Better known as the Danish quartet behind the plastic fantasy and irrepressible earworm that is 1997's Barbie Girl, Aqua and their lead singer, Lene Nystrom, are unapologetic about their early success.
"I totally understand why the song made number one around the world," says Nystrom, speaking to The Straits Times from Copenhagen.
Released in 1997 at the height of Eurodance and bubblegum pop on the airwaves, the song was in the top 10 on charts around the world.
It received as much censure as it did praise, with Rolling Stone readers dubbing it the most annoying song of the 1990s in a 2011 poll.
But 20 years on, Nystrom, 43, is almost stoic about their early success. And she does not seem to mind that people think their songs are tacky.
"I don't have any negative feelings about any of those songs on the albums because they made us who we are and I think they're actually really great songs."
BOOK IT/AQUA 20TH ANNIVERSARY LIVE IN SINGAPORE
WHERE: The Star Theatre, The Star Performing Arts Centre, 1 Vista Exchange Green
WHEN: Nov 25, 8pm
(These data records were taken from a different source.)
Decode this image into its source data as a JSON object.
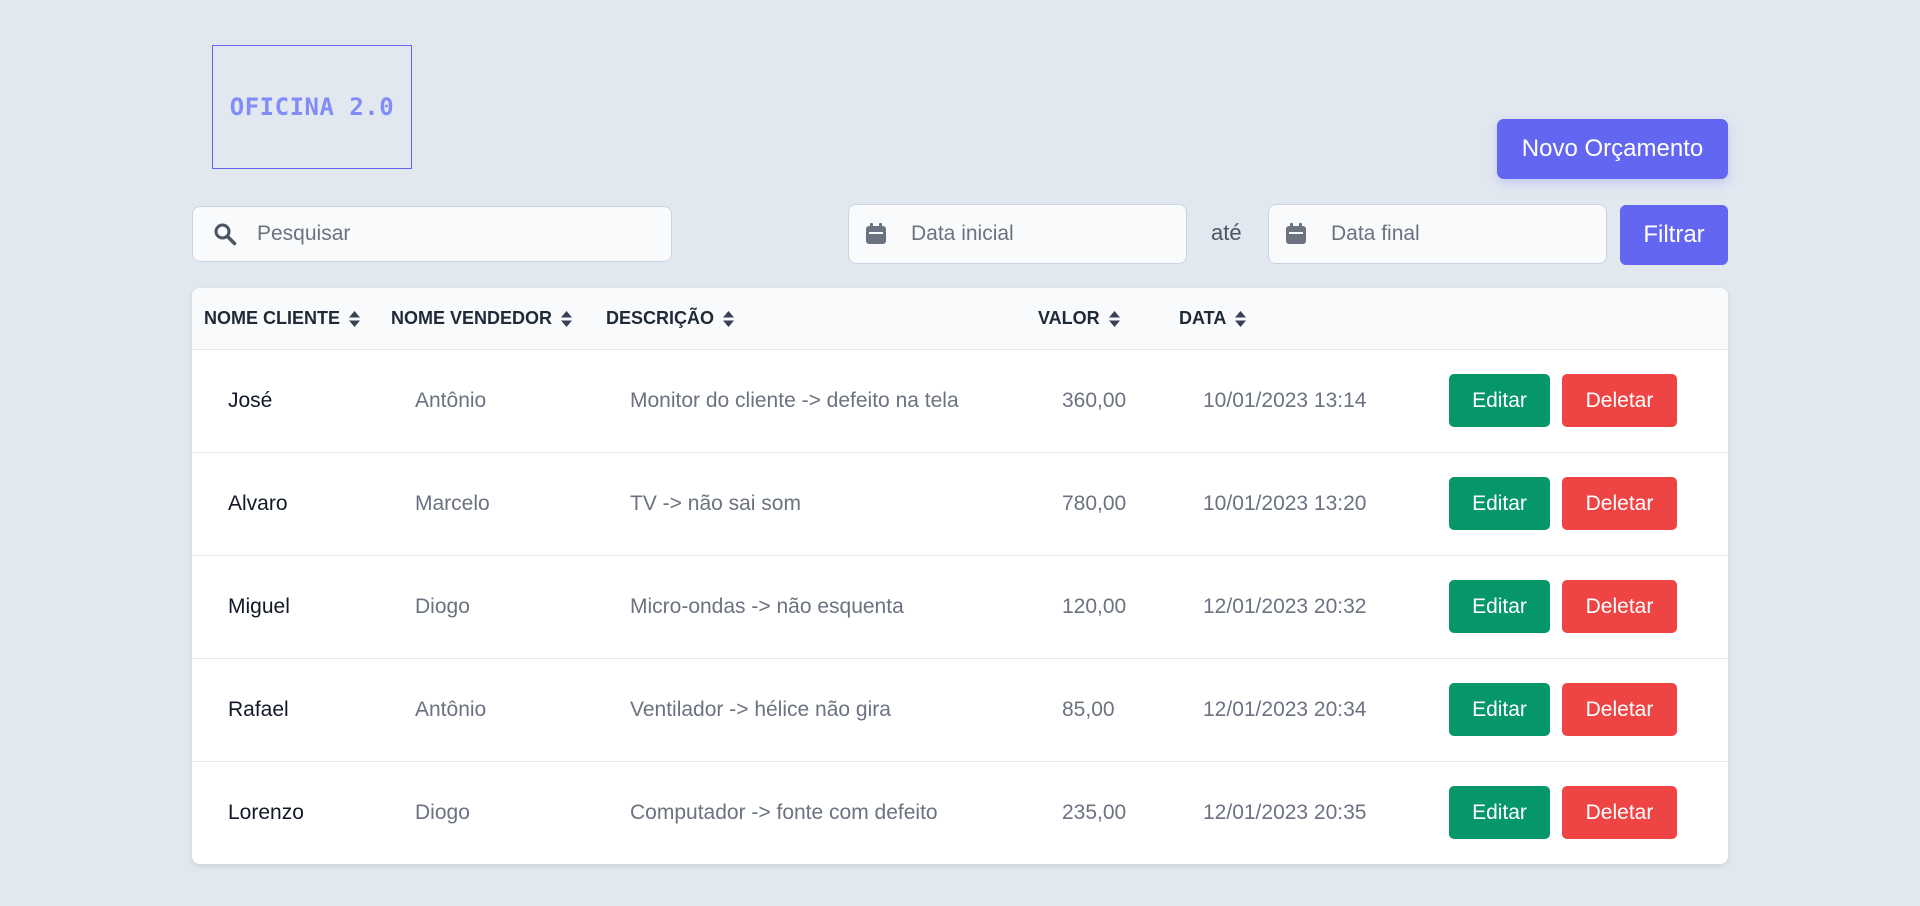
{
  "logo": {
    "text": "OFICINA 2.0"
  },
  "toolbar": {
    "new_label": "Novo Orçamento",
    "search_placeholder": "Pesquisar",
    "date_start_placeholder": "Data inicial",
    "date_separator": "até",
    "date_end_placeholder": "Data final",
    "filter_label": "Filtrar"
  },
  "table": {
    "headers": [
      "NOME CLIENTE",
      "NOME VENDEDOR",
      "DESCRIÇÃO",
      "VALOR",
      "DATA"
    ],
    "rows": [
      {
        "cliente": "José",
        "vendedor": "Antônio",
        "descricao": "Monitor do cliente -> defeito na tela",
        "valor": "360,00",
        "data": "10/01/2023 13:14"
      },
      {
        "cliente": "Alvaro",
        "vendedor": "Marcelo",
        "descricao": "TV -> não sai som",
        "valor": "780,00",
        "data": "10/01/2023 13:20"
      },
      {
        "cliente": "Miguel",
        "vendedor": "Diogo",
        "descricao": "Micro-ondas -> não esquenta",
        "valor": "120,00",
        "data": "12/01/2023 20:32"
      },
      {
        "cliente": "Rafael",
        "vendedor": "Antônio",
        "descricao": "Ventilador -> hélice não gira",
        "valor": "85,00",
        "data": "12/01/2023 20:34"
      },
      {
        "cliente": "Lorenzo",
        "vendedor": "Diogo",
        "descricao": "Computador -> fonte com defeito",
        "valor": "235,00",
        "data": "12/01/2023 20:35"
      }
    ],
    "edit_label": "Editar",
    "delete_label": "Deletar"
  },
  "icons": {
    "search": "search-icon",
    "calendar": "calendar-icon",
    "sort": "sort-icon"
  },
  "colors": {
    "primary": "#6366f1",
    "edit": "#059669",
    "delete": "#ef4444",
    "background": "#e2e8f0"
  }
}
ADMISSION: $128 to $248, VIP boxes at $248, with limited VIP ticket holders (first three rows and those in box seats) entitled to a meet-and-greet session with Aqua after the concert. Available from Sistic (call 6348-5555 or go to www.sistic.com.sg)
The group - also made up of singer Rene Dif, keyboardist Soren Rasted and guitarist Claus Norreen - went on to sell 14 million copies of their debut album Aquarium worldwide.
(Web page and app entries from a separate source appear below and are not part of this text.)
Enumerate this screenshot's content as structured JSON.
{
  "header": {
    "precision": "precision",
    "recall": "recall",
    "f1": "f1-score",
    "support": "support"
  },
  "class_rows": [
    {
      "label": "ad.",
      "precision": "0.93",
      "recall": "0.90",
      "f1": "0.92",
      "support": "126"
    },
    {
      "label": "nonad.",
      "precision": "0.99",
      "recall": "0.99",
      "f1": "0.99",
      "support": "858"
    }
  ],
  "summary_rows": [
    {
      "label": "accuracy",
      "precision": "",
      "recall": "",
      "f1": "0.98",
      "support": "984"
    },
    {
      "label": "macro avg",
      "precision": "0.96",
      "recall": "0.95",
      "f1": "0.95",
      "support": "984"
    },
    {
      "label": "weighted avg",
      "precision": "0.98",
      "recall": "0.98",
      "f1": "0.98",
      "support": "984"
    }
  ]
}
In fact, they have enough songs off their three album discography - that includes 2000's Aquarius and 2007's Megalomania - to hold the occasional anniversary tour.
The band are set to play at The Star Theatre on Nov 25, on what will be their only Asian stop on their 20th anniversary tour. They will also play in Europe.
"We collected all the greatest hits together, like Roses Are Red and Doctor Jones, so it'll be one hour of intense partying and playing the songs that people actually remember," says Nystrom.
The group's fourth member, Claus Norreen, decided to sit out the tour to focus on his own projects, but the group will be joined by a five-piece band on stage.
As for the crazy wigs and height- of-the-1990s fashion they were known for, she admits that she still "loves to dress up".
"I usually want to wear something I feel comfortable in, but I promise to look amazing," she teases.
This will be their first time here since 2001, just before the band went on a long hiatus, and plenty has changed since then.
Nystrom and Rasted got married and they have two children, a son Billy and a daughter India, together. They separated in April this year.
"I love that I've been through the success of Aqua, but I do like that there isn't the same rush there was back then," she admits.
"Now I want to take care of the kids and be a good mum, but it's really great to come out once in a while and be a rock star," she says with a laugh.
Nystrom also attributes their being global phenomenons in the late 1990s to timing.
"It was just the right timing - the Spice Girls, Backstreet Boys, everyone was having great success with their pop music," she notes.
She further explains: "Usually music follows the economy of the world, so if the economy is doing well, people tend towards rock music grunge. But if the economy is doing poorly, then people turn to pop music to kind of cheer them up."
Perhaps, people need cheering up again. "There are so many new fans out there, our music has a new life again," she says.
It also looks like the band have one more song in them, that they plan to release next year. "We will go into the studio this autumn, and try to create something amazing again," she reveals.
She hints that they will "adapt to the new times".
"You have to be a little more up to date of course, but it's still going to be Aqua," she says.